Hadopi has been described and debated at length and is in a nutshell a little French ACTA[FR]. The socialist party, from which the new French president Francois Hollande came, had stated in its program as a party that Hadopi would be scrapped. Then, when Hollande won his party’s primaries, he didn’t feel too bound by the party’s positions, and did his own presidential program, which stayed very vague on Hadopi.
What is the currently state of play on Hadopi? Well, perhaps not surprisingly, the vague promise of reevaluation triggered a vague execution, and the current status of Hadopi is now, can you guess, vague as well. There has been talk of cutting off the financing of Hadopi, of limiting its financing, of switching from a three strikes approach to a more easily enforceable approach using smaller fines (see here and here FR), of merging it with the TV regulation authority, etc. A commission was named, and the decision on this is furthermore lost in the no man’s land between digital economy and culture.

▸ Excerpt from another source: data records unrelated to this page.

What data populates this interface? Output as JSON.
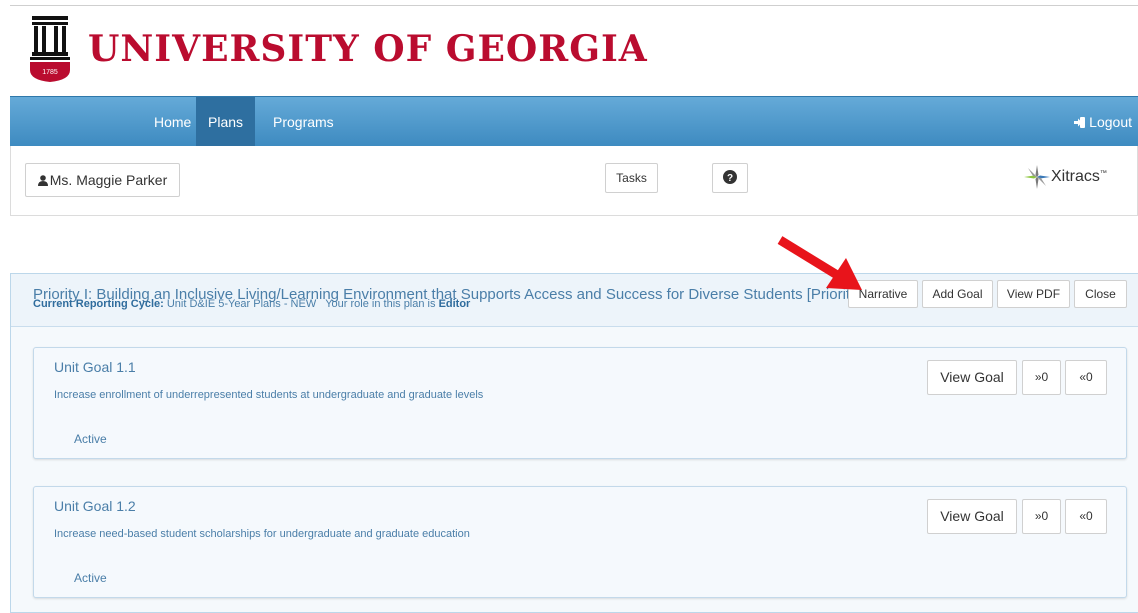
{
  "brand": {
    "title": "UNIVERSITY OF GEORGIA",
    "logo_year": "1785",
    "logo_color": "#ba0c2f"
  },
  "nav": {
    "items": [
      {
        "label": "Home",
        "active": false
      },
      {
        "label": "Plans",
        "active": true
      },
      {
        "label": "Programs",
        "active": false
      }
    ],
    "logout_label": "Logout",
    "logout_icon": "sign-out-icon"
  },
  "user_bar": {
    "user_label": "Ms. Maggie Parker",
    "user_icon": "user-icon",
    "tasks_label": "Tasks",
    "help_icon": "question-circle-icon",
    "vendor_logo": "Xitracs",
    "vendor_tm": "™"
  },
  "plan": {
    "title": "Priority I: Building an Inclusive Living/Learning Environment that Supports Access and Success for Diverse Students [Priority I]",
    "cycle_label": "Current Reporting Cycle:",
    "cycle_value": "Unit D&IE 5-Year Plans - NEW",
    "role_text": "Your role in this plan is",
    "role_value": "Editor",
    "actions": {
      "narrative": "Narrative",
      "add_goal": "Add Goal",
      "view_pdf": "View PDF",
      "close": "Close"
    }
  },
  "goals": [
    {
      "title": "Unit Goal 1.1",
      "description": "Increase enrollment of underrepresented students at undergraduate and graduate levels",
      "status": "Active",
      "view_label": "View Goal",
      "next_label": "»0",
      "prev_label": "«0"
    },
    {
      "title": "Unit Goal 1.2",
      "description": "Increase need-based student scholarships for undergraduate and graduate education",
      "status": "Active",
      "view_label": "View Goal",
      "next_label": "»0",
      "prev_label": "«0"
    }
  ],
  "colors": {
    "nav_bg": "#4d9bce",
    "nav_active": "#2e6fa0",
    "link_blue": "#4a7ea8",
    "annotation_arrow": "#e8141b"
  }
}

What doesn’t change either is that freedom, as in neither government nor private companies should be authorized to spy without a warrant on citizens’ private communications, is still nowhere in the discussion. Yet, Hadopi is notorious for using private companies to track users that download or upload infringing content. This doesn’t seem to bother the government or the parliament very much, and they’re very busy taking their time to think it through. Net Neutrality and freedom of expression are such a complex concept to understand.
So for the time being, solutions such as the global license are left ignored, and it’s all about chasing one’s own tail and coming up with one ridiculous idea after the next. The French internet user isn’t about to get proper governance just yet.